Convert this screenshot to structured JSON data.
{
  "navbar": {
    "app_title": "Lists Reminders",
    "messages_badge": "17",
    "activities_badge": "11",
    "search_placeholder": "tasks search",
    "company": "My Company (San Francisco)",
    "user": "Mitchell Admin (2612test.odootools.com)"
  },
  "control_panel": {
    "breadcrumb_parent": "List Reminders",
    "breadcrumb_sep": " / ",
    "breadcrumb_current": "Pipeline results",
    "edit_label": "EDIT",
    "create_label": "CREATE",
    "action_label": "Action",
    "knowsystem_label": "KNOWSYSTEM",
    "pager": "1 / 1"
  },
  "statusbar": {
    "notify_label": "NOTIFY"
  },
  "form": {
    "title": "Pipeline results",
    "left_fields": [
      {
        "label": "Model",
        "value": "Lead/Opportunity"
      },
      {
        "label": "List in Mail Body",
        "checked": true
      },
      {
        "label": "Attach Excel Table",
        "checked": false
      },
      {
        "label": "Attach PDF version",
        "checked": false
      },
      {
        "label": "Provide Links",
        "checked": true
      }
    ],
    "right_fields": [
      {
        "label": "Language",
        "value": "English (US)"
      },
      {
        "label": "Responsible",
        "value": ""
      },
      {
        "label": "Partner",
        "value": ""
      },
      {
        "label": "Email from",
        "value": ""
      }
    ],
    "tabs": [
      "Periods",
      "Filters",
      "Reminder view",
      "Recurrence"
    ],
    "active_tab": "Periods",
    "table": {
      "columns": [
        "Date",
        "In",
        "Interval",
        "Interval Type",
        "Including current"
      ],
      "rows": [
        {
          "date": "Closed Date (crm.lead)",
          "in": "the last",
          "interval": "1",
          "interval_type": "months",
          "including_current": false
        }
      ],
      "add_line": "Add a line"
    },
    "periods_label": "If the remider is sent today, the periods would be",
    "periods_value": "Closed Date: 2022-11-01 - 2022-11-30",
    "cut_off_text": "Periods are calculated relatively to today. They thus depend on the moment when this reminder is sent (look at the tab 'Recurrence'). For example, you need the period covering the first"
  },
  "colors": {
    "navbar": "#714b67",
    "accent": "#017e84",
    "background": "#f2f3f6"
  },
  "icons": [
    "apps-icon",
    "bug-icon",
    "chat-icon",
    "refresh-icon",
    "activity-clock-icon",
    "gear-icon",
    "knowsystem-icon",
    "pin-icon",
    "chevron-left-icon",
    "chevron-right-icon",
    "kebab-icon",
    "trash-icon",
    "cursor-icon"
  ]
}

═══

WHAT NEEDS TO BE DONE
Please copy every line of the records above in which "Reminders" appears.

TASK SOLUTION
    "app_title": "Lists Reminders",
    "breadcrumb_parent": "List Reminders",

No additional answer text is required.